Slightly more adventurous was a three-part trip visiting the obelisk of Senusret I at Matariyeh, the Virgin’s Tree and an ostrich farm. All were located close to each other in the area of Cairo near the modern airport – none of them feature on most commercial itineraries today.
The obelisk, which then stood in the midst of fields, is now surrounded by modern buildings and busy roads; the Virgin’s Tree associated with the flight of the Holy Family into Egypt, attracts few visitors while the ostrich farm is long gone.
These sights were duly photographed by the soldiers, most using the simple but reliable Kodak Vest Pocket cameras, but with a few having more sophisticated models such as the Kodak Autographic 1A. From a user of the latter, the project has very fine images of temples in the south of Egypt, including Philae which at the time was partially submerged as a result of the first Aswan Dam and which was moved in the 1960s in advance of the High Dam. These images give us a snapshot of the ancient monuments during this period.
There are photographs of the war itself too.

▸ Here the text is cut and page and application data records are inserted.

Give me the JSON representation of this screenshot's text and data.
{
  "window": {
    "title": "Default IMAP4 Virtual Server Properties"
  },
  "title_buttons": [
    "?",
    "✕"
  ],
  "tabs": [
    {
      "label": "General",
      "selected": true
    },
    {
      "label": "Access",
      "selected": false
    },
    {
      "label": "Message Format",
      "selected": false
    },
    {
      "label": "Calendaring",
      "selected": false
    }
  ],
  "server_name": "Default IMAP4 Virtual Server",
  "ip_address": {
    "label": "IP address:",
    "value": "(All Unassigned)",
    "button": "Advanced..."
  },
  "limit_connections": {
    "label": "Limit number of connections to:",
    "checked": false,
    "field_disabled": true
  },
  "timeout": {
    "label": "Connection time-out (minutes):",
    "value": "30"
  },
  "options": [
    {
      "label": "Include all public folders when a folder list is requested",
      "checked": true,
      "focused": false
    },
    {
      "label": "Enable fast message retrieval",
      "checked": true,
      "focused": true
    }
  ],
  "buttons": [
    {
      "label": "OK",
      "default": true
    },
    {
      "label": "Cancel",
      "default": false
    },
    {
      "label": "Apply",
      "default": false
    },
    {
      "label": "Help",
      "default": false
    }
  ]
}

Few realise that tanks were used in Palestine, though eight were shipped out and pictures of the destruction of some of them are not uncommon. We also have images of them before conflict, shaded and camouflaged before battle, as well as on the move. Similarly, servicemen photographed other pieces of new technology. One of our views is believed to show the Handley Page bomber which stopped off at Cairo before going on to support Lawrence of Arabia and Feisal’s forces in the Hejaz as part of the Great Arab Revolt.
The first major action of the campaign was an attempt by Ottoman forces to cross the Suez Canal in early 1915. This was repulsed and soldiers photographed the captured and bullet-riddled barges in which the crossing had been attempted. The conflict was not only defensive; the British and Imperial forces pushed through Sinai and into Palestine, constructing a railway as they did so, and were able to capture Jerusalem in December 1917.
General Allenby’s entry into Jerusalem was carefully arranged: he walked in on foot as a humble soldier, in comparison to the Kaiser’s more ostentatious entry on horseback before the war. The event was captured by official and amateur photographers alike, as were many views of the ancient city.
The soldiers, sailors and airmen who participated in these actions were evidently fascinated by the antiquity of the lands and of what they saw. As a result they took many photographs showing the local people involved in agriculture and other aspects of daily life. Clear too is the camaraderie of these soldiers, often pictured swimming, playing quoits on the deck of transport ships or generally ‘ larking about’.
While the war in Egypt and Palestine may have happened among exotic backgrounds and in places whose names were familiar because of their Biblical context, it was no less bloody and dangerous than the Western Front. The photographs collected by the ‘Views of an Antique Land’ project serve to commemorate the service of those who took part on what has become a forgotten front.
Above: A group of soldiers with a local guide pose in front of the Sphinx. The number at left is the photographer’s reference number. Donor: Teifion Davies
Left: The temple of Isis at Philae, flooded after the raising of the first Aswan Dam; visitors had to travel around it by boat. Donor: James Black
Above left: Tanks at Deir el-Belah, waiting for battle. Donor: James Black
Above top: The Imperial Camel Corps at rest. Donor: Mary Davis The project would like to thank all its donors for their generosity in making the images available. The fee for this article has been donated to Help for Heroes, at the request of the authors. Acknowledgements: The Heritage Lottery Fund Grant OH-14-04833, Cardiff University School of History, Archaeology and Religion, Project Donors and Volunteers, Hilary Rees
Above right: The obelisk of Senusret I (1965-1920 BC) at Matariyeh. Donor: Rhys David